§ **EXERCISE OBJECTIVE**
After reading the lines below, count those that contain "DGPF" and give the count alone.

Stored data entries:

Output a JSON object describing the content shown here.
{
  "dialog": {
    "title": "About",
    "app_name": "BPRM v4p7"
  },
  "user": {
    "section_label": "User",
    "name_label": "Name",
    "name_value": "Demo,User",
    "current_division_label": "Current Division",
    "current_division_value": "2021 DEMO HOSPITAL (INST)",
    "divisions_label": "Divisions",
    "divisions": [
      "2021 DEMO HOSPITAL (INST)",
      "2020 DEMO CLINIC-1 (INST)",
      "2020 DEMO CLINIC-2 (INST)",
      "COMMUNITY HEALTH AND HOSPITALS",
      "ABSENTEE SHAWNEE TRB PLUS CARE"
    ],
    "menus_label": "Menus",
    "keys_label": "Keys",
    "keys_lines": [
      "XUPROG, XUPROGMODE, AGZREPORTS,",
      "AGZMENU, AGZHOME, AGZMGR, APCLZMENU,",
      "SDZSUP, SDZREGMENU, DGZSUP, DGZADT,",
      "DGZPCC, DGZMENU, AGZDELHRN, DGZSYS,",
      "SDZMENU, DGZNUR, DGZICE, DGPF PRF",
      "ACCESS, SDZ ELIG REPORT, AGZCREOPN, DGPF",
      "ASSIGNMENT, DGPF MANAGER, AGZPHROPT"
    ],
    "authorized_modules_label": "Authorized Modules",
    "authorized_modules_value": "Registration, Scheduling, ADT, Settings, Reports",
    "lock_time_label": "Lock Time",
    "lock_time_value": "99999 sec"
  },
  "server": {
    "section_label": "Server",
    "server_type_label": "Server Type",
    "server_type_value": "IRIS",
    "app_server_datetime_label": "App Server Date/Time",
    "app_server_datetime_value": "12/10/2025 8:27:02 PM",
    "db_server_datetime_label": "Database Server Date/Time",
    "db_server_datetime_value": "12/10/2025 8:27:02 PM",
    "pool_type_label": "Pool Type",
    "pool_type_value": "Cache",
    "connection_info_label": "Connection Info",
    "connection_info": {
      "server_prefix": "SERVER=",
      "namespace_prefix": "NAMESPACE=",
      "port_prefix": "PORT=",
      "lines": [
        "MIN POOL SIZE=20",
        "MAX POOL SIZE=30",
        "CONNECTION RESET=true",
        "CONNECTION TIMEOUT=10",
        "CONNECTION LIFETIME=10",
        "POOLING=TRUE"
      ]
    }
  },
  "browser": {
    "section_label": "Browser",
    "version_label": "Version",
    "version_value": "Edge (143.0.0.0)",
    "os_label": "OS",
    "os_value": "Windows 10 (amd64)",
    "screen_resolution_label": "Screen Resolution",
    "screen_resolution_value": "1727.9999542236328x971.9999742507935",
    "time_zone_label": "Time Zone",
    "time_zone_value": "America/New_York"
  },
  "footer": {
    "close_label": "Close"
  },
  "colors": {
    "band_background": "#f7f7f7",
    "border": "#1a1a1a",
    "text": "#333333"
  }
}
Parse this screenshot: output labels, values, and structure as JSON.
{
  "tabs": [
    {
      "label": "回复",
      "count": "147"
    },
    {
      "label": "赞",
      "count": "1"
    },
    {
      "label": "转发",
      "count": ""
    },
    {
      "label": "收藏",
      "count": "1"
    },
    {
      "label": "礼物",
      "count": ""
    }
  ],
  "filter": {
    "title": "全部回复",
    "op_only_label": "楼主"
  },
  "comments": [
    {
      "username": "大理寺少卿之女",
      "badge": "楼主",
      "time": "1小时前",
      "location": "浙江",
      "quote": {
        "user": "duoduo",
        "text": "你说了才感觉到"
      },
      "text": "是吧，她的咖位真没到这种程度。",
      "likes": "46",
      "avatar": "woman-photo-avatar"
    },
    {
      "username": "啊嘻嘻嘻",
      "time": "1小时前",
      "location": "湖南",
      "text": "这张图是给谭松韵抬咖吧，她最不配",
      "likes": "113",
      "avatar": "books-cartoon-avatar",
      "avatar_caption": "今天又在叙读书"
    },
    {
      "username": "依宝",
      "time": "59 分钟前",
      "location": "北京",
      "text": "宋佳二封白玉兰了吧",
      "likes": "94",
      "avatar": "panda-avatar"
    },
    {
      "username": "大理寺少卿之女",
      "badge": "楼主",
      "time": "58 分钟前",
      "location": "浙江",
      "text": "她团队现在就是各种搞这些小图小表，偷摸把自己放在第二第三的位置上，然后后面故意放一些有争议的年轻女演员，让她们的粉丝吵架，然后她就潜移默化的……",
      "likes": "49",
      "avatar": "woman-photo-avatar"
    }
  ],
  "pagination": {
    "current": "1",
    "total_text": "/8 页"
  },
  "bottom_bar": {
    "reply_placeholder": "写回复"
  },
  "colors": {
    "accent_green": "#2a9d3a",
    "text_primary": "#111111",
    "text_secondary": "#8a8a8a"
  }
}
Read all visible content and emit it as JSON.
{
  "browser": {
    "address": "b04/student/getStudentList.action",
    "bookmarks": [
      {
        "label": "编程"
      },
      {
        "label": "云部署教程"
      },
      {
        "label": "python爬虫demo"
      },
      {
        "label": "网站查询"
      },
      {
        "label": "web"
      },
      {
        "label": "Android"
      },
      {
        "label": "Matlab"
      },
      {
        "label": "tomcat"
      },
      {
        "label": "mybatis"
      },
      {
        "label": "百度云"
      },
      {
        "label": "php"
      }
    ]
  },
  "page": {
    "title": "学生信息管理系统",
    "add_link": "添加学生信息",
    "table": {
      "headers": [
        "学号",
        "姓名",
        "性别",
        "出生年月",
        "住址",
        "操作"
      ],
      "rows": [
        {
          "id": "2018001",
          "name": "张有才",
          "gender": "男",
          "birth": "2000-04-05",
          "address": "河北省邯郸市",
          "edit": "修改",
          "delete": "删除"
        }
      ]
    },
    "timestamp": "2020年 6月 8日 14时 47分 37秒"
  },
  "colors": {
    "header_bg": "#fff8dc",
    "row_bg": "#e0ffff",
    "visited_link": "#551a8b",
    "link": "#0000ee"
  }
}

§ **OUTPUT BELOW**
3